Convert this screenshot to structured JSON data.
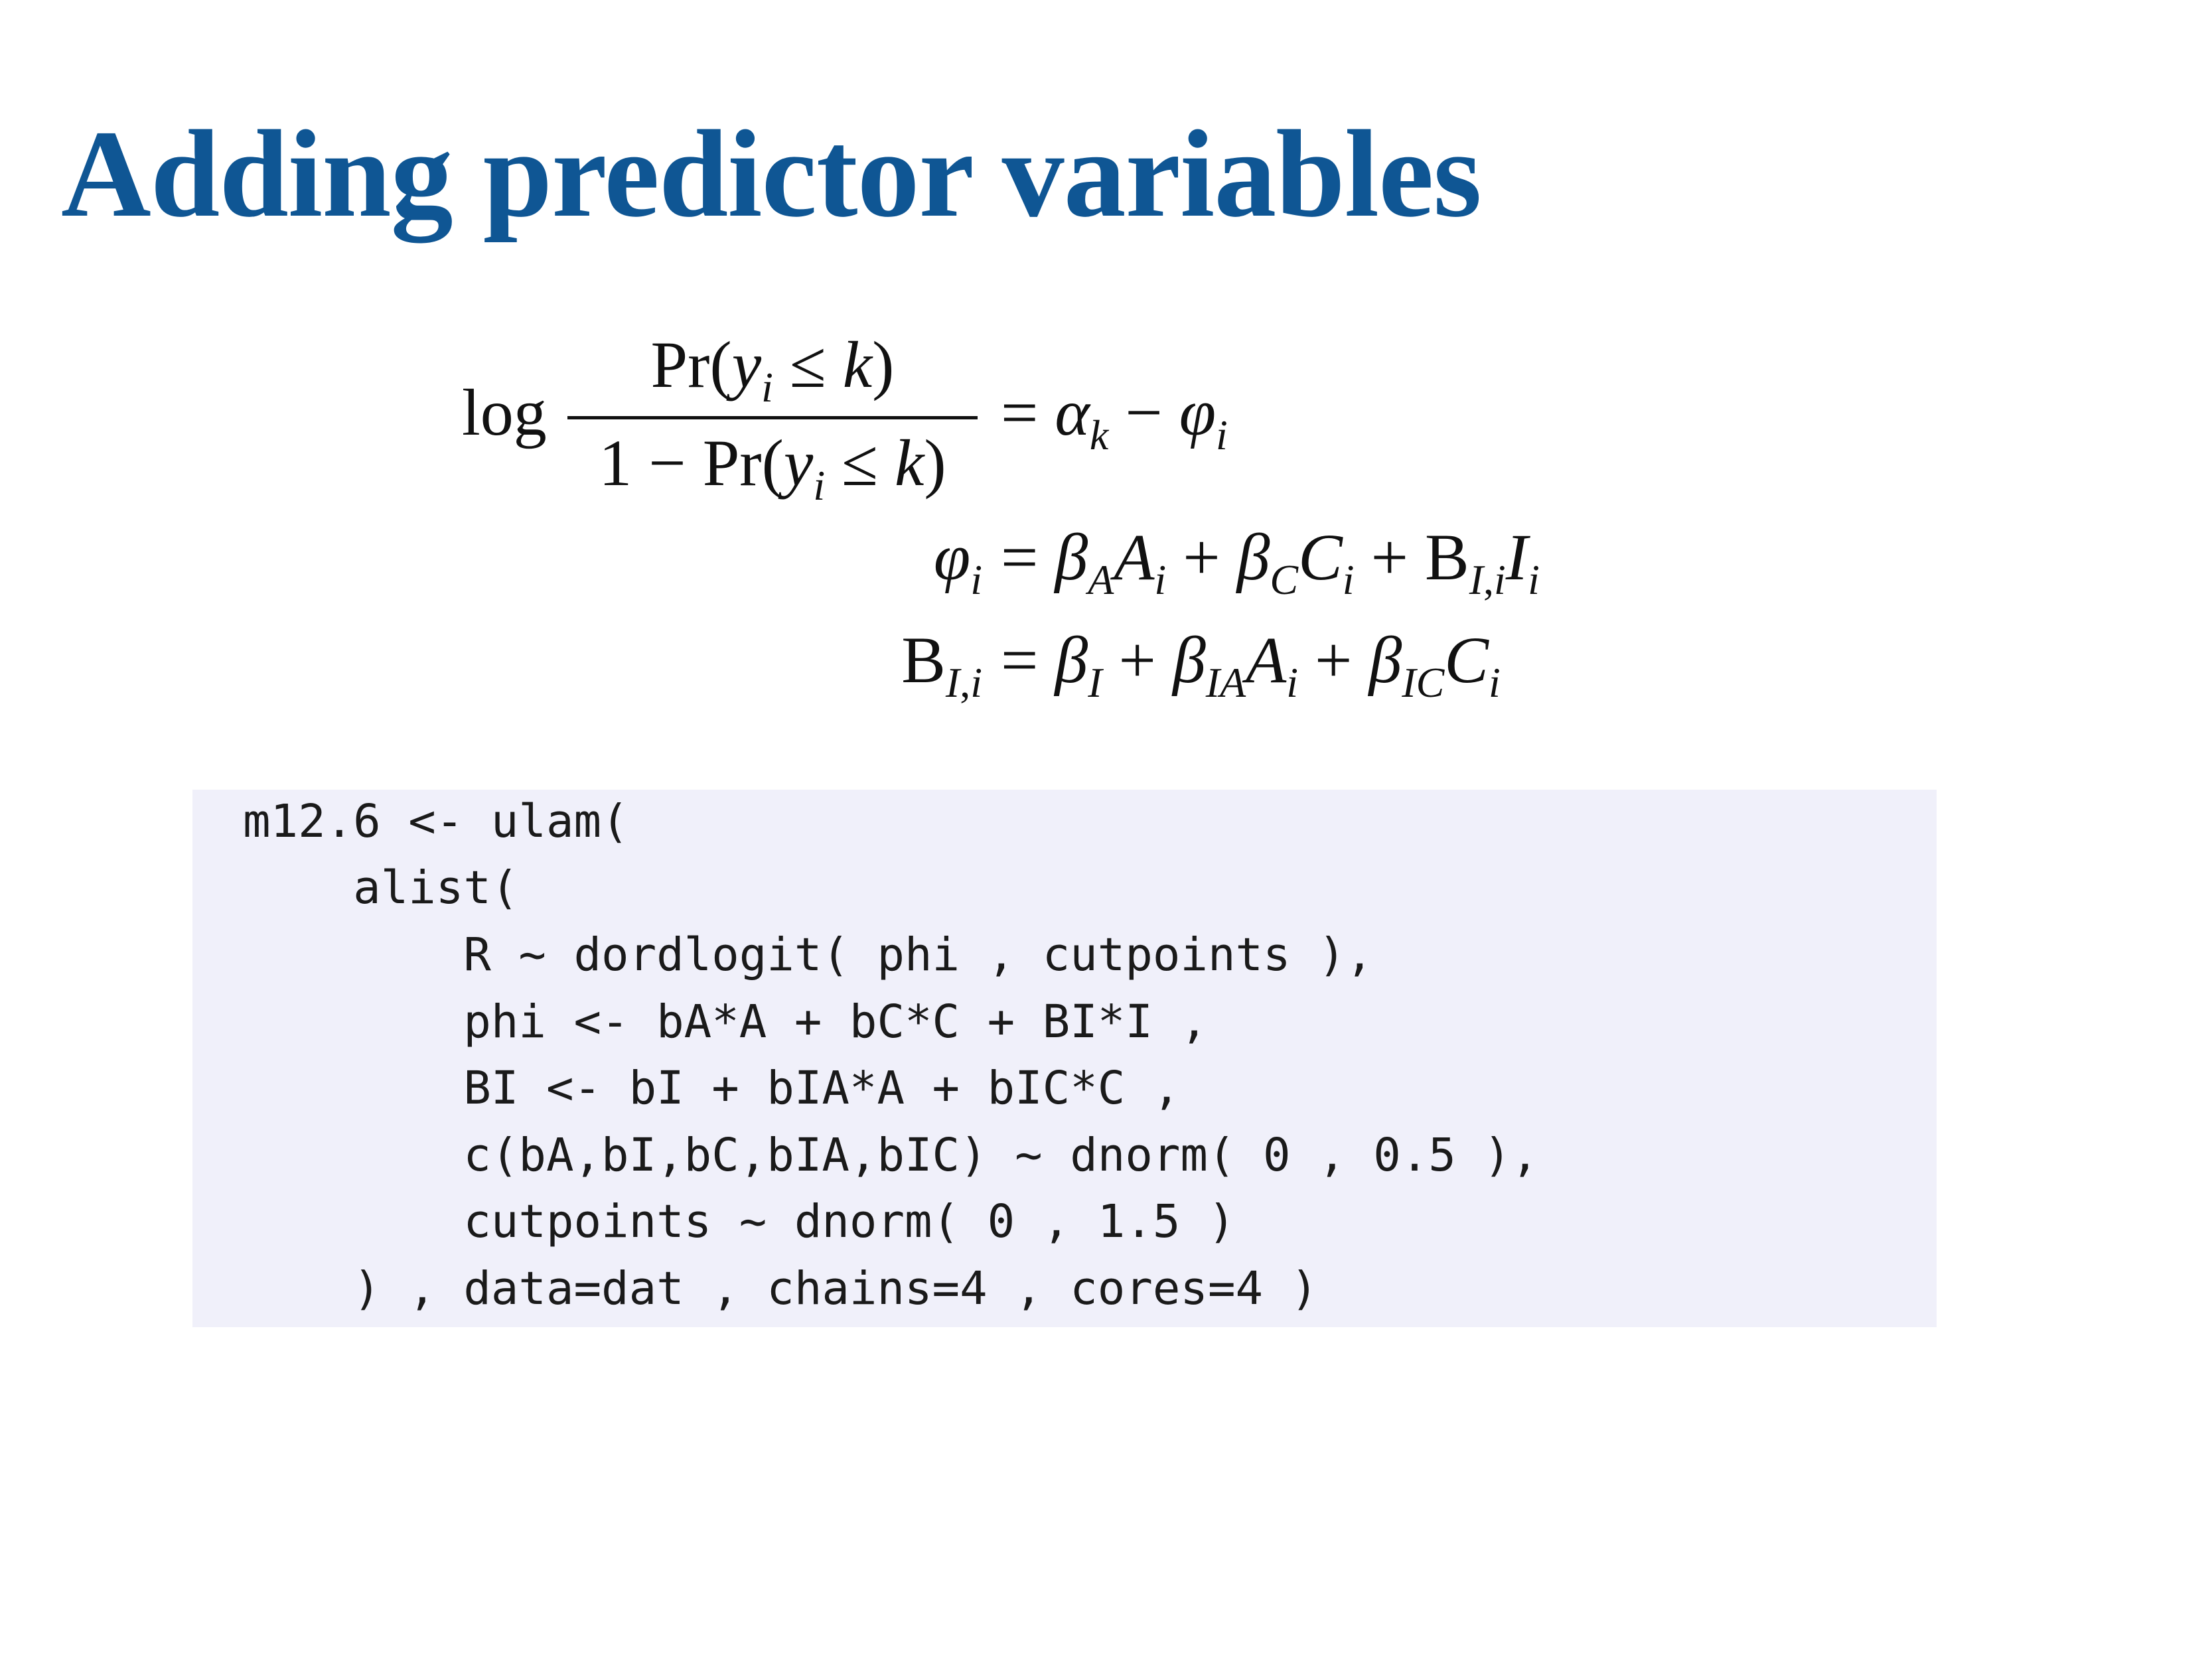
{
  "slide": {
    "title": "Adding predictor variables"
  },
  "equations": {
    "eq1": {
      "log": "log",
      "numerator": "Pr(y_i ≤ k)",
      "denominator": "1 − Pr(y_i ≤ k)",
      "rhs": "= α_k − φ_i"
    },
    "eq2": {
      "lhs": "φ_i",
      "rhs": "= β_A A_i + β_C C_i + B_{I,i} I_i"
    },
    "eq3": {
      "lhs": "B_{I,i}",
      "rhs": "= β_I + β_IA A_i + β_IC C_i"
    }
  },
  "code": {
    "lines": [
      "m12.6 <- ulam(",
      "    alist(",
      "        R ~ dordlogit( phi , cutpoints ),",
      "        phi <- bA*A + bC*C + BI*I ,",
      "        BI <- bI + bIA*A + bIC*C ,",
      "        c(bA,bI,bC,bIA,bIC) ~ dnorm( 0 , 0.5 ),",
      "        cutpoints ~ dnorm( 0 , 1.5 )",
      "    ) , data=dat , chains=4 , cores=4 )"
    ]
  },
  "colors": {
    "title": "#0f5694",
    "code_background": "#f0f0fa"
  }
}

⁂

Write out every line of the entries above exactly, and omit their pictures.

**Task output**.
Convert this screenshot to structured JSON data.
{
  "slide": {
    "title": "Adding predictor variables"
  },
  "equations": {
    "eq1": {
      "log": "log",
      "numerator": "Pr(y_i ≤ k)",
      "denominator": "1 − Pr(y_i ≤ k)",
      "rhs": "= α_k − φ_i"
    },
    "eq2": {
      "lhs": "φ_i",
      "rhs": "= β_A A_i + β_C C_i + B_{I,i} I_i"
    },
    "eq3": {
      "lhs": "B_{I,i}",
      "rhs": "= β_I + β_IA A_i + β_IC C_i"
    }
  },
  "code": {
    "lines": [
      "m12.6 <- ulam(",
      "    alist(",
      "        R ~ dordlogit( phi , cutpoints ),",
      "        phi <- bA*A + bC*C + BI*I ,",
      "        BI <- bI + bIA*A + bIC*C ,",
      "        c(bA,bI,bC,bIA,bIC) ~ dnorm( 0 , 0.5 ),",
      "        cutpoints ~ dnorm( 0 , 1.5 )",
      "    ) , data=dat , chains=4 , cores=4 )"
    ]
  },
  "colors": {
    "title": "#0f5694",
    "code_background": "#f0f0fa"
  }
}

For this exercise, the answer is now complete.